### Work item
Count the lines in the entries below that include the word "expanded". Give nothing but the number.

### Dataset excerpts
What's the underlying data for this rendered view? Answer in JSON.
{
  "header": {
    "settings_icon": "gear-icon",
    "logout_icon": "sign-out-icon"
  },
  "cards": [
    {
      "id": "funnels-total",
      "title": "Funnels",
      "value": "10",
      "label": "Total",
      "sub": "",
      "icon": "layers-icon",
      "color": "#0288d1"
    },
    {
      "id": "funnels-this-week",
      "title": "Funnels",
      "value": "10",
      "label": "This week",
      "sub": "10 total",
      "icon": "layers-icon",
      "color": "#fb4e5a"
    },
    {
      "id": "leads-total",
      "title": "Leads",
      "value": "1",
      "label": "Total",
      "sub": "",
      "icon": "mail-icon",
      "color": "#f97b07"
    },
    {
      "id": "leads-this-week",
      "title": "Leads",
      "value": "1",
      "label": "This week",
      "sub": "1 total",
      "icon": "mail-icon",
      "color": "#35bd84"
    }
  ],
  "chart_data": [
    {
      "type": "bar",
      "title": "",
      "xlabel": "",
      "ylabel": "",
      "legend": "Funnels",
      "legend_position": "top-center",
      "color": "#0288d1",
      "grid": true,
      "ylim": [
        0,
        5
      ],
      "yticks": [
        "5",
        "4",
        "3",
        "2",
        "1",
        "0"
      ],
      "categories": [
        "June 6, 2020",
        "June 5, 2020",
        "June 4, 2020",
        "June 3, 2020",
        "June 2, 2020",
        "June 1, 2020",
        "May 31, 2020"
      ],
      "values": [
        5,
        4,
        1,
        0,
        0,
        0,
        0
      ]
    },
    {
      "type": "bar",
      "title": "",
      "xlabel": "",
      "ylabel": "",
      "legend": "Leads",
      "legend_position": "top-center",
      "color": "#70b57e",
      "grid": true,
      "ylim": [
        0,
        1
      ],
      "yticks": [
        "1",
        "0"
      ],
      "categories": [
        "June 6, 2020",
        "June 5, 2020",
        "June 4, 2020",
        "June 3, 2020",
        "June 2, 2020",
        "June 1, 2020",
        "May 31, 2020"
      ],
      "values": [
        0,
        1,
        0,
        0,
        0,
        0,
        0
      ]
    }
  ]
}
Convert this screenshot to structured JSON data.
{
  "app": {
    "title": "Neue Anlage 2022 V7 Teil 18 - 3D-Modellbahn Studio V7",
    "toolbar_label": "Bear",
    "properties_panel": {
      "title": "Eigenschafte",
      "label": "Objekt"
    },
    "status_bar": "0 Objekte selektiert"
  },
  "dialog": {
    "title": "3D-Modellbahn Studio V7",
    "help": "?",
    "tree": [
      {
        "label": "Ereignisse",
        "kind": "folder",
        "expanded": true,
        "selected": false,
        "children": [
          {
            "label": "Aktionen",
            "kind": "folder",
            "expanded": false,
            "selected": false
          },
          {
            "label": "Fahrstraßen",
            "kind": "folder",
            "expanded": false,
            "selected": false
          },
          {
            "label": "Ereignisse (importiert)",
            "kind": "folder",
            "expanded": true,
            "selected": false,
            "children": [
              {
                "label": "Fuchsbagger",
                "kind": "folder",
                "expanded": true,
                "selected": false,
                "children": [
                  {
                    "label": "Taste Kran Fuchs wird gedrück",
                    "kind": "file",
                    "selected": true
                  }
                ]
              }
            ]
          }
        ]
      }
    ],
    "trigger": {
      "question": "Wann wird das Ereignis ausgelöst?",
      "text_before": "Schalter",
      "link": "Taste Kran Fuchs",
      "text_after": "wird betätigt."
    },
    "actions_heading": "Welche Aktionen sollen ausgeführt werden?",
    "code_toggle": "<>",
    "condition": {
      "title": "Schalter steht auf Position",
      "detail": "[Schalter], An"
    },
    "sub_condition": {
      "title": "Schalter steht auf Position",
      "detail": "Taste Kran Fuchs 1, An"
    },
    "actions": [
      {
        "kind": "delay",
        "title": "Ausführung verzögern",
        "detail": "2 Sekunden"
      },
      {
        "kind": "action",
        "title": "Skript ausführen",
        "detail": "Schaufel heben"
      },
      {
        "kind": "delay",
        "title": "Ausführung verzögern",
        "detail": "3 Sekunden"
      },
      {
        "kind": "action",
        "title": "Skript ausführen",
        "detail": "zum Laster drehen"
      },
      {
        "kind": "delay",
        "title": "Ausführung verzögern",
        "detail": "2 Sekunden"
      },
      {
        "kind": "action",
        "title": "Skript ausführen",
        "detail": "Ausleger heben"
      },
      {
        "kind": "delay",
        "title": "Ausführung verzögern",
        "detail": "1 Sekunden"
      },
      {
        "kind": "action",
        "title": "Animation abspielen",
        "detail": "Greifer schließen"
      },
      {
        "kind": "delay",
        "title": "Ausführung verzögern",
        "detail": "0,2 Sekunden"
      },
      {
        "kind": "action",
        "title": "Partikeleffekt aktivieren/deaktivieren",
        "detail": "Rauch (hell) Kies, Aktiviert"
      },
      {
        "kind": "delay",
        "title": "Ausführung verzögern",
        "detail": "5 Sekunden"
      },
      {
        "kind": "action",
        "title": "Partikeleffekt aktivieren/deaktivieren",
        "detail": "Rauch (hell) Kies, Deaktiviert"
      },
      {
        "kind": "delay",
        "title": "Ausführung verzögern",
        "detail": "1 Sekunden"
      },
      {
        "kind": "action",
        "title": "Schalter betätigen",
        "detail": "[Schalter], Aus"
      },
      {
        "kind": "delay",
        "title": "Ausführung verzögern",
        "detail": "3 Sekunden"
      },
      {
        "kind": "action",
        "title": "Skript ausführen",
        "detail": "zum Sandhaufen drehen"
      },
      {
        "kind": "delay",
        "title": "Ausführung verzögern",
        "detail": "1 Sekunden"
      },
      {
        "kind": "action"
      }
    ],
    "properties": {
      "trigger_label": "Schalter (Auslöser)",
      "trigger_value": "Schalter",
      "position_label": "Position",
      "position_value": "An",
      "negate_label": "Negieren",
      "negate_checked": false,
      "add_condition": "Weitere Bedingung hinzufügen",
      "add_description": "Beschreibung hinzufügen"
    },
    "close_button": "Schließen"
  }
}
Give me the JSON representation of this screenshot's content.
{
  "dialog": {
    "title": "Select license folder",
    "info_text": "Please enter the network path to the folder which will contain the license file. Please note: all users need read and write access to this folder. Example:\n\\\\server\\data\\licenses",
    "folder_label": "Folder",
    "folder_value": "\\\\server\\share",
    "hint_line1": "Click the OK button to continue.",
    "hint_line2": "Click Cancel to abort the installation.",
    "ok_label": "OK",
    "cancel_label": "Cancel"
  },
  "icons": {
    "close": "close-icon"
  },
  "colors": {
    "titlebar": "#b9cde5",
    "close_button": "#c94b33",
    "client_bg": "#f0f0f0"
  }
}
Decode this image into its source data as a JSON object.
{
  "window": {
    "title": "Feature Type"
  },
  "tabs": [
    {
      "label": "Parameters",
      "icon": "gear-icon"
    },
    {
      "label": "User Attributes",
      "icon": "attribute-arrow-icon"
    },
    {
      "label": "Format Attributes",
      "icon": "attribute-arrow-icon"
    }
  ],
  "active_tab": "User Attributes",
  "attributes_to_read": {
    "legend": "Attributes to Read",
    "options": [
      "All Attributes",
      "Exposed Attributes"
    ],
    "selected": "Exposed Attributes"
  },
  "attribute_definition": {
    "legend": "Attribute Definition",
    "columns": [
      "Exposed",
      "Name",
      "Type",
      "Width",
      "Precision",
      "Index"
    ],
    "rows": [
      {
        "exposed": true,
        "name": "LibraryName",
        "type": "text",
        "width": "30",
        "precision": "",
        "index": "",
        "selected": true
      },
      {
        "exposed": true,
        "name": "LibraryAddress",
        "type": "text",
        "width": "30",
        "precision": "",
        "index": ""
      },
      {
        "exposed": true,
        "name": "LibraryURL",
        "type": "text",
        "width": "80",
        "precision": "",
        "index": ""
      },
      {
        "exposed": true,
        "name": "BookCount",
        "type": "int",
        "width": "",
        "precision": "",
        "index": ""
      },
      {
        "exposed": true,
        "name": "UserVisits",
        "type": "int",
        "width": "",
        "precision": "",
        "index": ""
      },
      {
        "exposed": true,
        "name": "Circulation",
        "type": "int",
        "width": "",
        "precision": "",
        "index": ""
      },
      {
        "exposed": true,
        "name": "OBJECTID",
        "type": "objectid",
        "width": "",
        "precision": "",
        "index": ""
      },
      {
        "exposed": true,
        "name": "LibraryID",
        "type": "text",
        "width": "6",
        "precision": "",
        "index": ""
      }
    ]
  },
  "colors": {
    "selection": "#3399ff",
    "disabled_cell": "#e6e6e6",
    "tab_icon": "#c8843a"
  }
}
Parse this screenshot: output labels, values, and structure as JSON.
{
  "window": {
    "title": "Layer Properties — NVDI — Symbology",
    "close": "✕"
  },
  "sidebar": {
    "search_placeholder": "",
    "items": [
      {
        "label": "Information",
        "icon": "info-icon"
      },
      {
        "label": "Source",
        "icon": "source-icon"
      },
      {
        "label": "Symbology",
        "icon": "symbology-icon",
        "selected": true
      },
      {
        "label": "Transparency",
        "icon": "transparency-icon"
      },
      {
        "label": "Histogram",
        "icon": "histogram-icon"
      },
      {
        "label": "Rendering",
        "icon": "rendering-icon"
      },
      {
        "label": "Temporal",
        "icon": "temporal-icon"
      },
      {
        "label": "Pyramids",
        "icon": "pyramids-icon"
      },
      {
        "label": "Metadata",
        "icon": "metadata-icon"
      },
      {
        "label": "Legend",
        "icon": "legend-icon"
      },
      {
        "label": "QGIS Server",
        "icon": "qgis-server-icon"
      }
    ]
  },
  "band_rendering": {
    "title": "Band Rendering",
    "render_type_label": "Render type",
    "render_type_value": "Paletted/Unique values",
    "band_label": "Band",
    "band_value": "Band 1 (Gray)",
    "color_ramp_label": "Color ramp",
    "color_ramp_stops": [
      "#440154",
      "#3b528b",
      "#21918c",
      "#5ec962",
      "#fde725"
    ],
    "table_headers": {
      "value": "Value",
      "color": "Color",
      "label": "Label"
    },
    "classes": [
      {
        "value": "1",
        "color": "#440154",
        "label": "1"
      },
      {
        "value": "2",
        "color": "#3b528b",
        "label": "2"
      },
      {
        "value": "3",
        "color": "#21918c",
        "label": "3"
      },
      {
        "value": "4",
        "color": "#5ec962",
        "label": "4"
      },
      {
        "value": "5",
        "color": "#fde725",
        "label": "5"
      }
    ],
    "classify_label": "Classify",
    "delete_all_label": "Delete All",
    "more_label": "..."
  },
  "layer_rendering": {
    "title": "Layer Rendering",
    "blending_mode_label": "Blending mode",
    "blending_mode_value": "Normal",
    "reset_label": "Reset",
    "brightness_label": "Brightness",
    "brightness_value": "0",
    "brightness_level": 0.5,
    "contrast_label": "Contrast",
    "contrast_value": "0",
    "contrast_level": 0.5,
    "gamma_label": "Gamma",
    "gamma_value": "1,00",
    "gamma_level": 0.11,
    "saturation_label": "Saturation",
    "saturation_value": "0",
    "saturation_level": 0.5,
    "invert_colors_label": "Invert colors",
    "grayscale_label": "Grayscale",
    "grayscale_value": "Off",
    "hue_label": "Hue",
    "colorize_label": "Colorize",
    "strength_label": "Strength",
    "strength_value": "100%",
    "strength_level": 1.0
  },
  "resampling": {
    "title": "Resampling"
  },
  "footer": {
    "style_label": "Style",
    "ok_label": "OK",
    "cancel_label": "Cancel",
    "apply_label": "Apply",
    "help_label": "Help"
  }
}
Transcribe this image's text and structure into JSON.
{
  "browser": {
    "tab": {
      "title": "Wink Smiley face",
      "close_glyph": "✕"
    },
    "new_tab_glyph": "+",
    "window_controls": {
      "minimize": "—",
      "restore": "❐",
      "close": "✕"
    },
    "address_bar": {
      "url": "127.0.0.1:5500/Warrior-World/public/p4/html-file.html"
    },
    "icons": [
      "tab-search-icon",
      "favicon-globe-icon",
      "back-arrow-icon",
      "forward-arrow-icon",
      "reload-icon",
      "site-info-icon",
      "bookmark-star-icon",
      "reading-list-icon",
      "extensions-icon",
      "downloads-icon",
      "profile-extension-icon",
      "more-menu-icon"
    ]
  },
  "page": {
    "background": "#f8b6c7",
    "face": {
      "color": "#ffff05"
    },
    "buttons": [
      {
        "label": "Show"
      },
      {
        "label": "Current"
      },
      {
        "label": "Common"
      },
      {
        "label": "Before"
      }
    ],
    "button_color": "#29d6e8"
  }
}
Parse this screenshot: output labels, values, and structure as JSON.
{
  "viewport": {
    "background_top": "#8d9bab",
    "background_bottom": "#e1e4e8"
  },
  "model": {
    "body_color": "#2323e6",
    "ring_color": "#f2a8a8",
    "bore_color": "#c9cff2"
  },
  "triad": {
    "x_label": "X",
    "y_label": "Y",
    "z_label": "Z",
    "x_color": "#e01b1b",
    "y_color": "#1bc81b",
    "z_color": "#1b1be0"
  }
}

### Solution to this problem
5